An alternate on the 2016 Olympic team, Mewis has played 32 games in the 2½ years since, six fewer than former UCLA teammate Abby Dahlkemper, who made her World Cup debut Tuesday as well. Mewis and Dahlkemper, who both play for the North Carolina Courage in the NWSL and became fixtures with the national team at about the same time, have come to lean on one another since their college days.
“It helps having a familiar face in Sam,” Dahlkemper said. “We’ve been through it all together, the ups and downs. So that’s really helpful.”
“It’s been great to have somebody that knows me really well, that I can trust, that is sort of like a confidant,” she said. “Our friendship has been really valuable for me. It’s like a piece of home all the time.”

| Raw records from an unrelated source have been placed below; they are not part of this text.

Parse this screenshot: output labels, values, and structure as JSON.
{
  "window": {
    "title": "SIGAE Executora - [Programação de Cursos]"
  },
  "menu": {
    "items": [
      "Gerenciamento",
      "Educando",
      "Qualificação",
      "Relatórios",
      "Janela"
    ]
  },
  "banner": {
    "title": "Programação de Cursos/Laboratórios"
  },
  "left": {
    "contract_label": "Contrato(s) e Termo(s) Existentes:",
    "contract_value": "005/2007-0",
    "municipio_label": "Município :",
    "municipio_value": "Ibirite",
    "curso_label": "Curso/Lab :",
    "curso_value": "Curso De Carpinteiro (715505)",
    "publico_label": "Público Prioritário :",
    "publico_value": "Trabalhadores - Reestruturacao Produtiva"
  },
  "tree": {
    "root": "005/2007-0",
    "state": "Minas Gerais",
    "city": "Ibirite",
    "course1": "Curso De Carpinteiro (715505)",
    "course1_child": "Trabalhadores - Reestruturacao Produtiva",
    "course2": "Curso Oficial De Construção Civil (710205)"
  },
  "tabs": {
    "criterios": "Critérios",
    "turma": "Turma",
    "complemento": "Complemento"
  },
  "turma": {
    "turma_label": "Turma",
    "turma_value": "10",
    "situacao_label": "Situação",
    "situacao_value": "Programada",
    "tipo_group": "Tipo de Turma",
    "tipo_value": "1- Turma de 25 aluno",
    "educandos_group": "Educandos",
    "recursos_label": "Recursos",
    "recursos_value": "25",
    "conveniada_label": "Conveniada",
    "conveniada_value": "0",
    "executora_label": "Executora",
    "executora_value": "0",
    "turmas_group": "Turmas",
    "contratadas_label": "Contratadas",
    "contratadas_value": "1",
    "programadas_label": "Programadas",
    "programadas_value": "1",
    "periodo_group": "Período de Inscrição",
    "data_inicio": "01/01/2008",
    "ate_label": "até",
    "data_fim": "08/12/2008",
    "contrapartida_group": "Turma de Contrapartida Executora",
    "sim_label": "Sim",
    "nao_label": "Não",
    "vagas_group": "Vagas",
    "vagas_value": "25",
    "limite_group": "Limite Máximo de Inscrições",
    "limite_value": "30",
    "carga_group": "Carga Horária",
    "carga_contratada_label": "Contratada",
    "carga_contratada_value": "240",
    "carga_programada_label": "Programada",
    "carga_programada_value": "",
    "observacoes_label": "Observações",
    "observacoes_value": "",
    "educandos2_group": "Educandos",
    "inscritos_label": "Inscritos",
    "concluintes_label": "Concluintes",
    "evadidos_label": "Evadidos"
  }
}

Mewis and Dahlkemper are two of eight UCLA players or coaches on four Women’s World Cup rosters, a list that includes Ellis, a former Bruin coach, and former player Mallory Pugh, who had a goal and an assist in her World Cup debut Tuesday.
UCLA coach Amanda Cromwell, a member of the 1995 U.S. World Cup team, said asking her to pick a favorite from among her former players is like asking a parent to pick a favorite child. But she admitted she has an affinity for the American players.
“Obviously, playing for the USA, I have that pride. I know what it means to wear the red, white and blue and stand there for the anthem,” Cromwell said. “It definitely feels like a parent moment where I’m just proud.”
When FIFA set a target of 1 billion global TV viewers for this Women’s World Cup, that seemed about as likely as Thailand posting a shutout. Turns out there was reason to think big.
The U.S.’s group-play opener, played in the middle of a weekday afternoon, averaged 2.626 million viewers on Fox, making it the most-watched English-language soccer telecast in the U.S. since last year’s men’s World Cup final. And Brazil’s first game did even better in its home market, with a combined 19.3 million viewers tuning in on Globo and SporTV.
The audience peaked at 22.3 million viewers, accounting for half of all Brazilian TV viewers in that time period. The only Women’s World Cup broadcast to do better with a domestic audience was the 2015 final between the U.S. and Japan, which drew a combined 27 million U.S. viewers on Fox and Telemundo.
Speaking of TV viewers, the early World Cup starts are hardly optimal for bar owners in the U.S., so a Miami restaurant concocted a number of promotions in hopes of luring customers.
It probably sounded like a good idea at the time, but one of the offers nearly drove American Social out of business. The bar offered free shots to everyone in the place for every U.S. goal.